> [EXERCISE DESCRIPTION]: Send back the data below exactly. Drop every picture.

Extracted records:
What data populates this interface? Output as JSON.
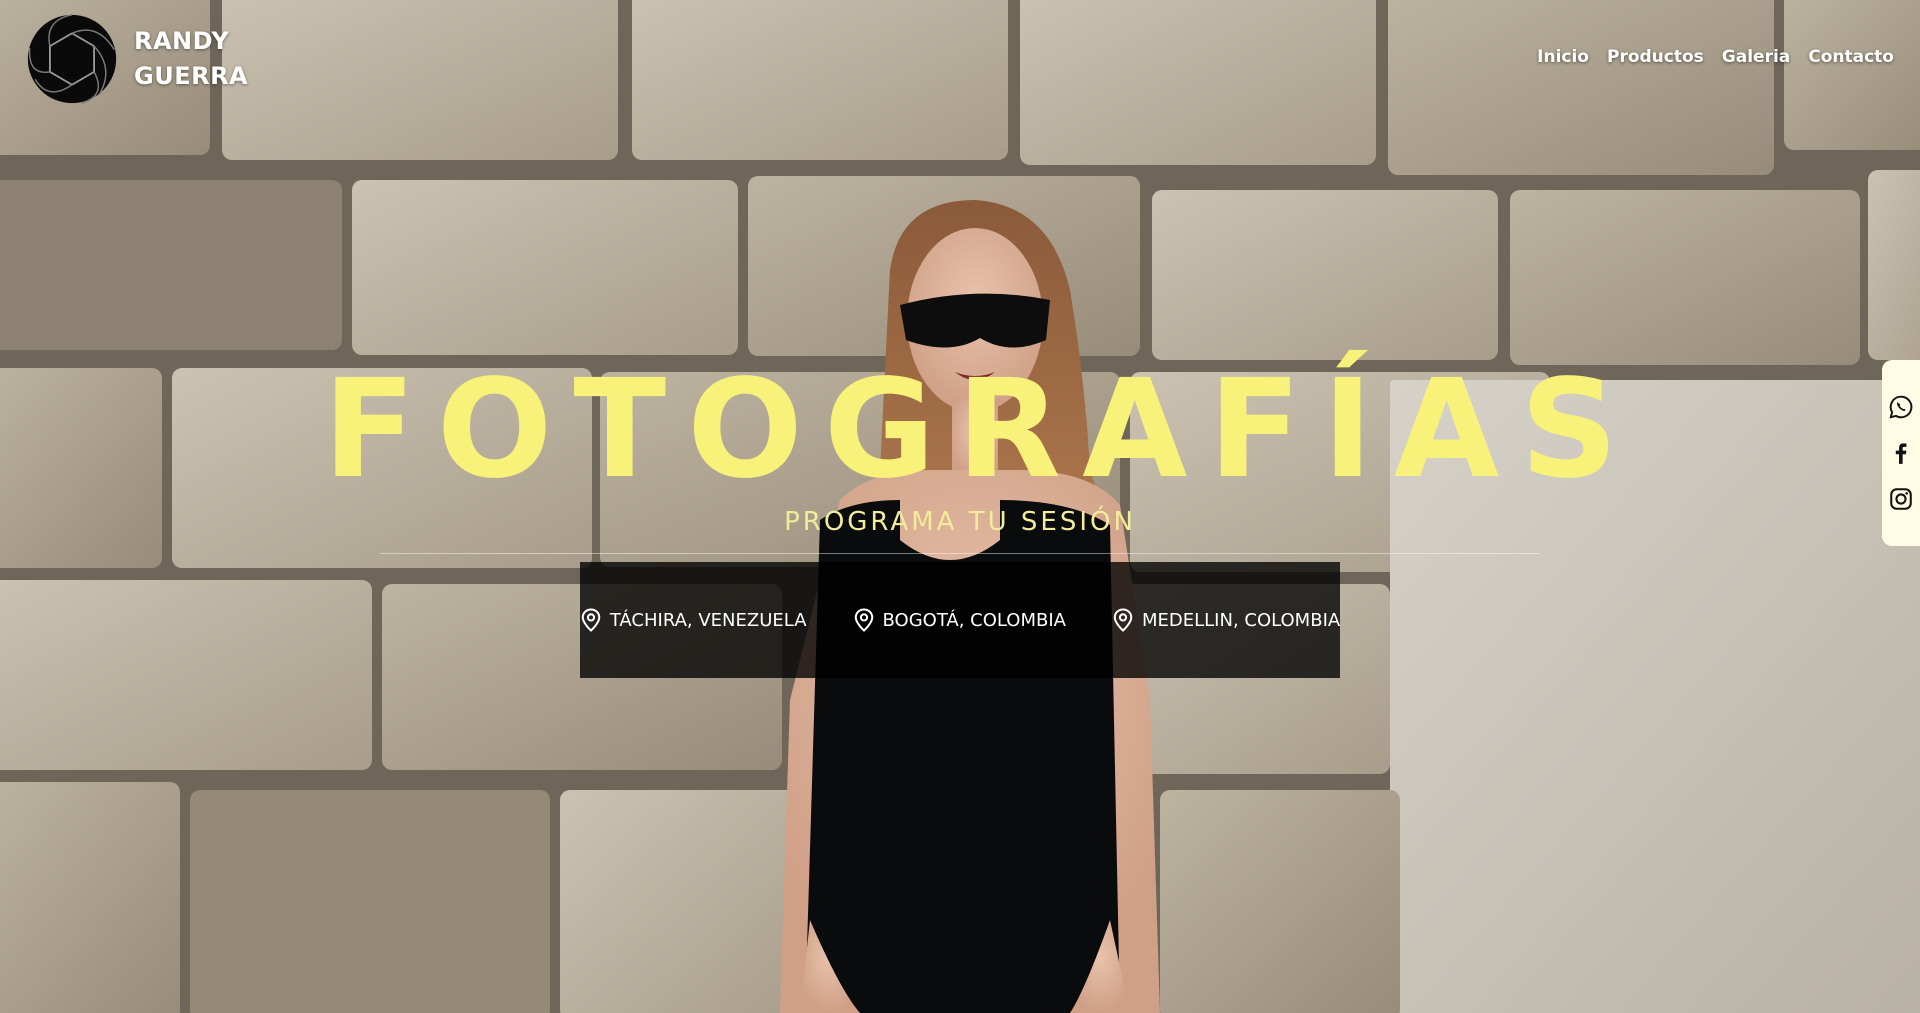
{
  "brand": {
    "name_line1": "RANDY",
    "name_line2": "GUERRA",
    "logo_icon": "camera-aperture-icon"
  },
  "nav": {
    "items": [
      "Inicio",
      "Productos",
      "Galeria",
      "Contacto"
    ]
  },
  "hero": {
    "title": "FOTOGRAFÍAS",
    "subtitle": "PROGRAMA TU SESIÓN",
    "locations": [
      {
        "label": "TÁCHIRA, VENEZUELA",
        "icon": "map-pin-icon"
      },
      {
        "label": "BOGOTÁ, COLOMBIA",
        "icon": "map-pin-icon"
      },
      {
        "label": "MEDELLIN, COLOMBIA",
        "icon": "map-pin-icon"
      }
    ]
  },
  "social": {
    "icons": [
      "whatsapp-icon",
      "facebook-icon",
      "instagram-icon"
    ]
  },
  "colors": {
    "title_yellow": "#f8f17a",
    "subtitle_yellow": "#f3ec9a",
    "locations_bg": "#000000",
    "social_bg": "#fffbe4",
    "text_white": "#ffffff"
  }
}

> [RESULT]:
What data populates this interface? Output as JSON.
{
  "brand": {
    "name_line1": "RANDY",
    "name_line2": "GUERRA",
    "logo_icon": "camera-aperture-icon"
  },
  "nav": {
    "items": [
      "Inicio",
      "Productos",
      "Galeria",
      "Contacto"
    ]
  },
  "hero": {
    "title": "FOTOGRAFÍAS",
    "subtitle": "PROGRAMA TU SESIÓN",
    "locations": [
      {
        "label": "TÁCHIRA, VENEZUELA",
        "icon": "map-pin-icon"
      },
      {
        "label": "BOGOTÁ, COLOMBIA",
        "icon": "map-pin-icon"
      },
      {
        "label": "MEDELLIN, COLOMBIA",
        "icon": "map-pin-icon"
      }
    ]
  },
  "social": {
    "icons": [
      "whatsapp-icon",
      "facebook-icon",
      "instagram-icon"
    ]
  },
  "colors": {
    "title_yellow": "#f8f17a",
    "subtitle_yellow": "#f3ec9a",
    "locations_bg": "#000000",
    "social_bg": "#fffbe4",
    "text_white": "#ffffff"
  }
}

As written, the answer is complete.